In addition to the need for food and clothing it is essential that man find or build a shelter to shield or protect himself from weather elements. This has always been a prime requirement for survival. Since climate and weather conditions vary from place to place, man has learned to design or build shelters that best suit local necessities. He also had to take into consideration the availability of nearby building materials and ways to protect himself from animals and enemies.
Generally in cold regions of the world, shelters had to be built to keep out snow, cold, and freezing winds. In hot, dry areas man was concerned with a burning sun and scorching winds. In the wet, hot lands the inhabitants of those climates had to construct shelters that would offer suitable refuge from heavy rains as well as the direct rays of a blazing sun. In more temperate climates man had to figure out ways to build shelters that could best adjust to the seasonal changes of both cold and hot temperatures, or dry and rainy months. Over the centuries improvements evolved in building dwellings; however, certain basic features and architectural designs tended to remain intact as efficient ways to contend with unique climates of a particular region.
In the tropics and other areas of hot temperatures at low latitudes, the nearly vertical sun makes its effect very intense and enervating for all humans. The air, which is hot and humid, increases body discomfort, necessitating shelters with wide roof overhangs to provide much-needed shade. Cone-shaped, thatched roof huts were and are common in equatorial areas. They gave protection from the sun and their pitched roof provided runoff from jungle rain. They are often assembled with parts of a matted wall that can be raised like curtains to allow the entry of outside air.
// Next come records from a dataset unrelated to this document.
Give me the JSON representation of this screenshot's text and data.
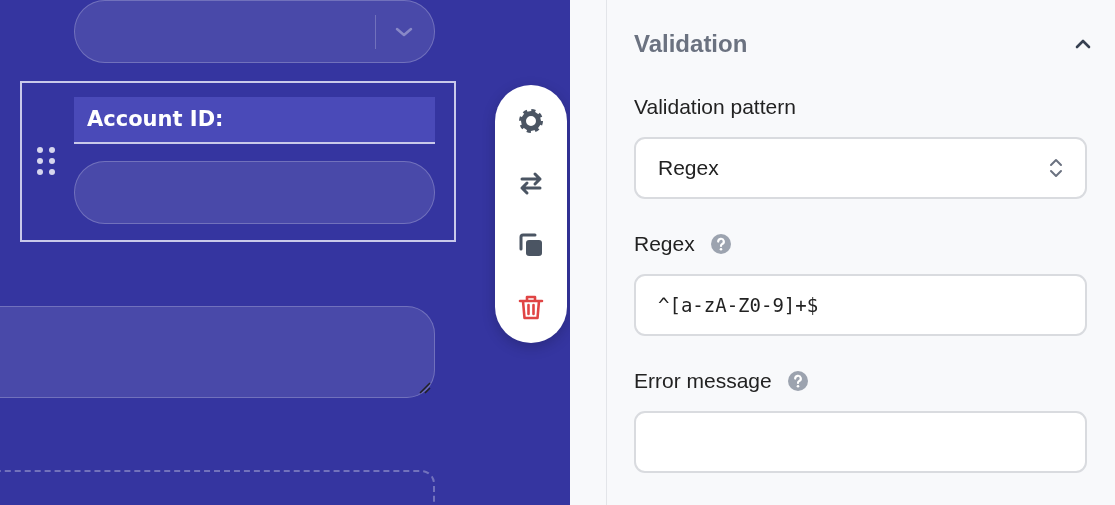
{
  "canvas": {
    "fields": [
      {
        "kind": "select",
        "selected": false
      },
      {
        "kind": "text",
        "label": "Account ID:",
        "selected": true
      },
      {
        "kind": "textarea",
        "selected": false
      },
      {
        "kind": "dropzone",
        "selected": false
      }
    ]
  },
  "toolbar": {
    "buttons": [
      {
        "kind": "settings"
      },
      {
        "kind": "swap"
      },
      {
        "kind": "duplicate"
      },
      {
        "kind": "delete"
      }
    ]
  },
  "panel": {
    "section": {
      "title": "Validation",
      "expanded": true,
      "fields": [
        {
          "kind": "select",
          "label": "Validation pattern",
          "value": "Regex"
        },
        {
          "kind": "input",
          "label": "Regex",
          "value": "^[a-zA-Z0-9]+$",
          "help": true
        },
        {
          "kind": "input",
          "label": "Error message",
          "help": true
        }
      ]
    }
  }
}
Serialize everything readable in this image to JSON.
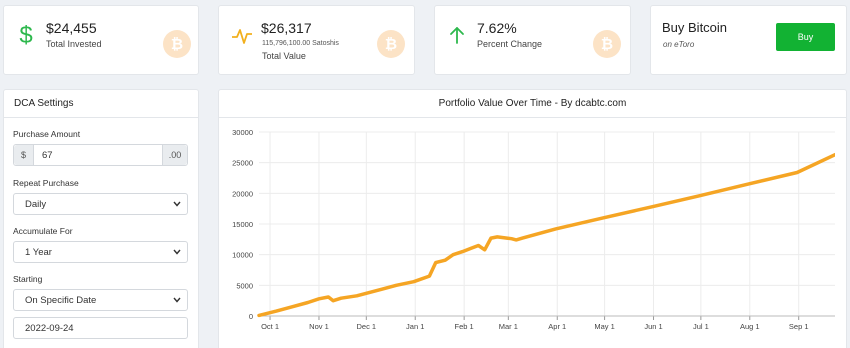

Many are set on bamboo stilts or piles to allow air circulation beneath the floor in order to prevent interior dampness. This practice is prominent in Southeast Asia. Some huts are open-walled to get the